2015 Dakar Rally Stage 11 ResultsFollowing Saturday’s only rest day in 2015 Dakar Rally, much has changed. The most notable was the leadership transitioning from Team HRC Honda’s Joan Barreda Bort to the man who chases his fifth Dakar Rally victory – Red Bull KTM’s Marc Coma.
Barreda had a substantial lead through stage seven, but disaster struck during stage eight. The Honda CRF 450 Rally pilot had some major electrical issues, and his teammate Jeremias Israel helped tow him to the finish line.Barreda would finish in 65th in stage eight, handing the lead over to Coma. But Barreda showed no signs of slowing down, and initially earned his second-consecutive victory Thursday, winning Stage 10 by 17 seconds ahead of teammate Paulo Gonclaves and 1:35 minutes ahead of KTM’s Ivan Jakes.Unfortunately, though, both Barreda and Gonclaves were penalized Thursday 15 minutes each. The reason for the penalty? Both riders changed their engines. This handed the stage 11 win to Jakes Dakar Team KTM’s Ivan Jakes, who was joined on the podium by two KTM-supported riders – Ruben Faria and Toby Price.Due to the horrors of stage eight and the penalty, Barreda, who has won a total of three stages so far in 2015 Dakar Rally, is now 18th overall, 5 hours, 19:32 minutes behind leader Coma. And with only two stages remaining, Barreda’s hopes for a first Dakar Rally title have disappeared.As for Coma, his hopes are only better. He finished fourth in stage 11, which took riders 318 miles from Cachi to Termas Rio Honda, with 218 of those miles timed. And this stage was completed after Wednesday’s second and final marathon stage of the rally, meaning only the competitors were able to work on their machines.Speaking after stage 11, Coma says “We come from a marathon stage that is always more stressful and always with mechanical work. Our time is good but we still have a difficult day tomorrow and also the last day. I am still not able to see the end to this rally but I am happy with how things are going so far. If you look at how far we have already come, it is an eternity. So far we can say we are still very happy.”The most impressive performer in stage 11 was Gonclaves. The Portuguese CRF 450 Rally pilot was able to regain 2:23 minutes on Coma, and slimmed the overall lead down to 5:12.But after Gonclaves was served the 15-minute penalty, he now trails Coma by 21:12 minutes.“I had a problem with my engine yesterday and had to change it. Since it was a marathon stage, of course one of our riders had to stay in Cachi. It was C’est Jeremias Israel who gave his engine. It’s very brave to have done that. It’s the end of the race for him so I’m going to try and get the best position so that I can dedicate it to him,” Gonclaves says.“Because of the penalty, I’ve given a free 15 minutes to all my rivals, but that’s the rules of the race and they’re the same for everybody. It was already difficult 7 minutes behind, even if I managed to regain around two minutes on the stage today. But now it’s even more difficult. That said, others can also have the problem that I had yesterday, so it’s not too late to hope to finish in the top position.”Overall, Price is third, 31:43 minutes behind Coma, and KTM-supported Pablo Quintanilla fourth, 33:15 behind.Friday’s penultimate stage takes riders 636 miles from Termas Rio Honda to Rosario, Argentina, with 185 of those miles timed. KTM also reports that teams would be permitted to transport the bikes for part of the long liaison section.2015 Dakar Rally Stage 11 Results, Motorcycles:
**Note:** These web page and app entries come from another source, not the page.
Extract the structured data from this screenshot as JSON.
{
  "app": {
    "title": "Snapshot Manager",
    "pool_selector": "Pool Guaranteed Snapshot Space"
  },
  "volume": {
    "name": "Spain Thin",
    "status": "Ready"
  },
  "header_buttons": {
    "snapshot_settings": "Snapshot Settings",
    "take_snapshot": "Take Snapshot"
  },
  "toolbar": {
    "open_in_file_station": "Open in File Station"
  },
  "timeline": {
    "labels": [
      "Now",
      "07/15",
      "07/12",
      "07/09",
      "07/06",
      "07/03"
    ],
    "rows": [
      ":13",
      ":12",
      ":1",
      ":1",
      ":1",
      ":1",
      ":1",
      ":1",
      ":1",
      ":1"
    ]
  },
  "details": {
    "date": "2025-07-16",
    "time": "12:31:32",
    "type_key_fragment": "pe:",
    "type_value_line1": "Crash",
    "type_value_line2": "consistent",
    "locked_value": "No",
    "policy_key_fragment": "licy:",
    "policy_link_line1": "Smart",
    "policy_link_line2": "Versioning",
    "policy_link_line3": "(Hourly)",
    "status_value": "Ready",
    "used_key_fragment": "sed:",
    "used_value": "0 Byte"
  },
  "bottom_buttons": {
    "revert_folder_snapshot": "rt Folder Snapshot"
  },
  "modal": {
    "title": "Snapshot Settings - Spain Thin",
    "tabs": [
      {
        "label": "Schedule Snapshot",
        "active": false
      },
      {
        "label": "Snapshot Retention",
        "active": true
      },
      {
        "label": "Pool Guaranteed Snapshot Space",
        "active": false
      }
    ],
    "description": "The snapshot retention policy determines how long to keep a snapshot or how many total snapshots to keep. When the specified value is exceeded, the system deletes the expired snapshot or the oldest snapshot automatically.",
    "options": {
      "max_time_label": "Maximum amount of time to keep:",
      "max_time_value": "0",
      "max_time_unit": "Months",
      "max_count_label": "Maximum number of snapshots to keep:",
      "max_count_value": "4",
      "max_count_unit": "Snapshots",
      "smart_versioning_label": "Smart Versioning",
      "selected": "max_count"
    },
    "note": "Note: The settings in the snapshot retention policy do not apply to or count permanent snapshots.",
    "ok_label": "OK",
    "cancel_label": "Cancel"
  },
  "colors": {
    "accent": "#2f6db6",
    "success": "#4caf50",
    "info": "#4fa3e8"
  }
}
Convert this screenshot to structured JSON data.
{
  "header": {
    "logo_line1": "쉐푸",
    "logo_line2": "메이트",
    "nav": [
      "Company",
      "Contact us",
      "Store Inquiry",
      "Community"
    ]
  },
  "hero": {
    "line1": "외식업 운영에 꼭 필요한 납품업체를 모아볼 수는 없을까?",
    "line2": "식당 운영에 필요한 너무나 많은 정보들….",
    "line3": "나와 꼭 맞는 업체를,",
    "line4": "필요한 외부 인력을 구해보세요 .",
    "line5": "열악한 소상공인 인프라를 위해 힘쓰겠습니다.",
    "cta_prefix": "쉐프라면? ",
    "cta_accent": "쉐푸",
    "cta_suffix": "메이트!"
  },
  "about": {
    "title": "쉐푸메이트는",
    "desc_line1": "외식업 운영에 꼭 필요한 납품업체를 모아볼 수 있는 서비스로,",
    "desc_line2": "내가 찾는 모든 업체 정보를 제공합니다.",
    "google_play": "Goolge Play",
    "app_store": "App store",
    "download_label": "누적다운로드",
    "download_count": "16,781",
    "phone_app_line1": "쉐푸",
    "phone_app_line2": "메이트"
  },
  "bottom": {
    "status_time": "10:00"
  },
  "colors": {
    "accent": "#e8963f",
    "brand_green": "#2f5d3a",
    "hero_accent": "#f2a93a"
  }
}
Hello everyone and welcome once again to Ultimate Motorcycling’s weekly Podcast—Motos and Friends.
My name is Arthur Coldwells.
This week’s Podcast is brought to you by Yamaha motorcycles. Discover how the YZF-R7 provides the perfect balance of rider comfort and true supersport performance by checking it out at YamahaMotorsports.com, or see it for yourself at your local dealer.
This week’s episode features Senior Editor Nic de Sena’s impressions of the beautiful new Harley-Davidson Low Rider ST that is loosely based around the original FXRT Sport Glide from the 1980s. Hailing from The Golden State, these cult-status performance machines became known as West Coast style, with sportier suspension, increased horsepower, and niceties including creature comforts such as a tidy fairing and sporty luggage.
In past episodes you might have heard us mention my best friend, Daniel Schoenewald, and in the second segment I chat with him about some of the really special machines in his 170 or so—and growing—motorcycle collection. He’s always said to me that he doesn’t consider himself the owner, merely the curator of the motorcycles for the next generation.
Yet Daniel is not just a collector, but I can attest a really skilled rider. His bikes are not trailer queens, they’re ridden, and they’re ridden pretty hard. Actually, we have had many, many memorable rides on pretty much all of the machines in the collection at one time or another.
From all of us here at Ultimate Motorcycling, we hope you enjoy this episode!